The South Side got its start in 1763, when King George III of England gave John Ormsby about 2,400 acres of land along the south bank of the Monongahela River. The land, which was in payment for Ormsby's service during the French and Indian War, was divided into four boroughs: South Pittsburgh, Birmingham, East Birmingham and Ormsby, which were subsequently annexed to the City of Pittsburgh in 1872.
Ormsby's son-in-law, Dr. Nathaniel Bedford, laid out the village of Birmingham in 1811. Named after Birmingham, England, many of Birmingham's streets honored Bedford’s friends and family members, including: Bedford Square, named after himself; Carson Street, named after a Philadelphia sea captain friend; and Sarah, Jane, Mary, Josephine, Sidney, Wharton and Page streets, all named after family members.
South Side helped establish Pittsburgh's reputation as the "Workshop of the World." First, there were glass works in the early 1800s; then the immense iron and steel works in the later part of the century. The last decades of the 1800s witnessed a huge wave of immigrants who came to work the mills from Germany, Ireland, Poland, Lithuania, the Ukraine and the Slavic nations. Immigrants built their own schools and churches, where they could continue their native customs and speak their native languages.
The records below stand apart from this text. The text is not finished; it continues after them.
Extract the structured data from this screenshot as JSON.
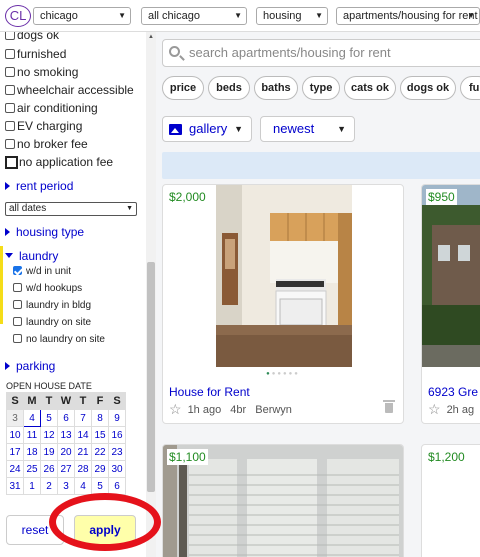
{
  "topbar": {
    "logo": "CL",
    "location": "chicago",
    "area": "all chicago",
    "category": "housing",
    "subcategory": "apartments/housing for rent"
  },
  "sidebar": {
    "top_filters": [
      {
        "label": "dogs ok",
        "checked": false
      },
      {
        "label": "furnished",
        "checked": false
      },
      {
        "label": "no smoking",
        "checked": false
      },
      {
        "label": "wheelchair accessible",
        "checked": false
      },
      {
        "label": "air conditioning",
        "checked": false
      },
      {
        "label": "EV charging",
        "checked": false
      },
      {
        "label": "no broker fee",
        "checked": false
      },
      {
        "label": "no application fee",
        "checked": false,
        "focused": true
      }
    ],
    "rent_period": "rent period",
    "dates_value": "all dates",
    "housing_type": "housing type",
    "laundry": "laundry",
    "laundry_options": [
      {
        "label": "w/d in unit",
        "checked": true
      },
      {
        "label": "w/d hookups",
        "checked": false
      },
      {
        "label": "laundry in bldg",
        "checked": false
      },
      {
        "label": "laundry on site",
        "checked": false
      },
      {
        "label": "no laundry on site",
        "checked": false
      }
    ],
    "parking": "parking",
    "open_house_label": "OPEN HOUSE DATE",
    "calendar": {
      "days": [
        "S",
        "M",
        "T",
        "W",
        "T",
        "F",
        "S"
      ],
      "weeks": [
        [
          "3",
          "4",
          "5",
          "6",
          "7",
          "8",
          "9"
        ],
        [
          "10",
          "11",
          "12",
          "13",
          "14",
          "15",
          "16"
        ],
        [
          "17",
          "18",
          "19",
          "20",
          "21",
          "22",
          "23"
        ],
        [
          "24",
          "25",
          "26",
          "27",
          "28",
          "29",
          "30"
        ],
        [
          "31",
          "1",
          "2",
          "3",
          "4",
          "5",
          "6"
        ]
      ]
    },
    "reset_label": "reset",
    "apply_label": "apply"
  },
  "main": {
    "search_placeholder": "search apartments/housing for rent",
    "chips": [
      "price",
      "beds",
      "baths",
      "type",
      "cats ok",
      "dogs ok",
      "fu"
    ],
    "view_mode": "gallery",
    "sort": "newest",
    "listings": [
      {
        "price": "$2,000",
        "title": "House for Rent",
        "age": "1h ago",
        "beds": "4br",
        "location": "Berwyn"
      },
      {
        "price": "$950",
        "title": "6923 Gre",
        "age": "2h ag",
        "beds": "",
        "location": ""
      },
      {
        "price": "$1,100",
        "title": "",
        "age": "",
        "beds": "",
        "location": ""
      },
      {
        "price": "$1,200",
        "title": "",
        "age": "",
        "beds": "",
        "location": ""
      }
    ]
  },
  "colors": {
    "accent": "#6a2fa8",
    "link": "#0000cc",
    "price": "#228b22",
    "annotation": "#e5121b",
    "apply_bg": "#ffffaa"
  }
}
Heavy industry is now mostly gone from the South Side, but what remains is the legacy: a vibrant neighborhood, rich in ethnic charm and Victorian homes and businesses.